** Records for this exercise follows **

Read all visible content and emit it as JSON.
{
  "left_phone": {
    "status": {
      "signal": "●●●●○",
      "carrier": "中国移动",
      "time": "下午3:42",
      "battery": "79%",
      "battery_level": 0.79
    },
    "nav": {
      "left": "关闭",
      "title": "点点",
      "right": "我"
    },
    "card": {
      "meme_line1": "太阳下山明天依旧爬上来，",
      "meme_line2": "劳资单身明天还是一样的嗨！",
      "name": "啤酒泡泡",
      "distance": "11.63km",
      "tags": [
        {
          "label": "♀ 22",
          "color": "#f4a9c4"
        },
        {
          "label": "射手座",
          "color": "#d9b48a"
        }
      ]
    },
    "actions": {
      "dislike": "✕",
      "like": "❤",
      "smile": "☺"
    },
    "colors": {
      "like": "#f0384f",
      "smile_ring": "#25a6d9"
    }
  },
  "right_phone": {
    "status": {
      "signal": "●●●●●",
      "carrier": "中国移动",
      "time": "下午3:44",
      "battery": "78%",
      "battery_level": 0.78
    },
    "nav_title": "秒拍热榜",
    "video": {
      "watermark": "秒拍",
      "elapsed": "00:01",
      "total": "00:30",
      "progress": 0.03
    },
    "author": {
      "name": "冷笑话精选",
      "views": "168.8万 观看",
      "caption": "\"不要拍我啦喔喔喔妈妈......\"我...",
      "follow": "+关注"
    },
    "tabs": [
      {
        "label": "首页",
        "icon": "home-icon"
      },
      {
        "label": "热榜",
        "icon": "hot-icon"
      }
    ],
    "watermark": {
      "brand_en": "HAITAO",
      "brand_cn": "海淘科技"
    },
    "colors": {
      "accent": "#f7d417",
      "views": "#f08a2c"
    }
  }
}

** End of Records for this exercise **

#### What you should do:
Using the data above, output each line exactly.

#### Worked solution:
Read all visible content and emit it as JSON.
{
  "left_phone": {
    "status": {
      "signal": "●●●●○",
      "carrier": "中国移动",
      "time": "下午3:42",
      "battery": "79%",
      "battery_level": 0.79
    },
    "nav": {
      "left": "关闭",
      "title": "点点",
      "right": "我"
    },
    "card": {
      "meme_line1": "太阳下山明天依旧爬上来，",
      "meme_line2": "劳资单身明天还是一样的嗨！",
      "name": "啤酒泡泡",
      "distance": "11.63km",
      "tags": [
        {
          "label": "♀ 22",
          "color": "#f4a9c4"
        },
        {
          "label": "射手座",
          "color": "#d9b48a"
        }
      ]
    },
    "actions": {
      "dislike": "✕",
      "like": "❤",
      "smile": "☺"
    },
    "colors": {
      "like": "#f0384f",
      "smile_ring": "#25a6d9"
    }
  },
  "right_phone": {
    "status": {
      "signal": "●●●●●",
      "carrier": "中国移动",
      "time": "下午3:44",
      "battery": "78%",
      "battery_level": 0.78
    },
    "nav_title": "秒拍热榜",
    "video": {
      "watermark": "秒拍",
      "elapsed": "00:01",
      "total": "00:30",
      "progress": 0.03
    },
    "author": {
      "name": "冷笑话精选",
      "views": "168.8万 观看",
      "caption": "\"不要拍我啦喔喔喔妈妈......\"我...",
      "follow": "+关注"
    },
    "tabs": [
      {
        "label": "首页",
        "icon": "home-icon"
      },
      {
        "label": "热榜",
        "icon": "hot-icon"
      }
    ],
    "watermark": {
      "brand_en": "HAITAO",
      "brand_cn": "海淘科技"
    },
    "colors": {
      "accent": "#f7d417",
      "views": "#f08a2c"
    }
  }
}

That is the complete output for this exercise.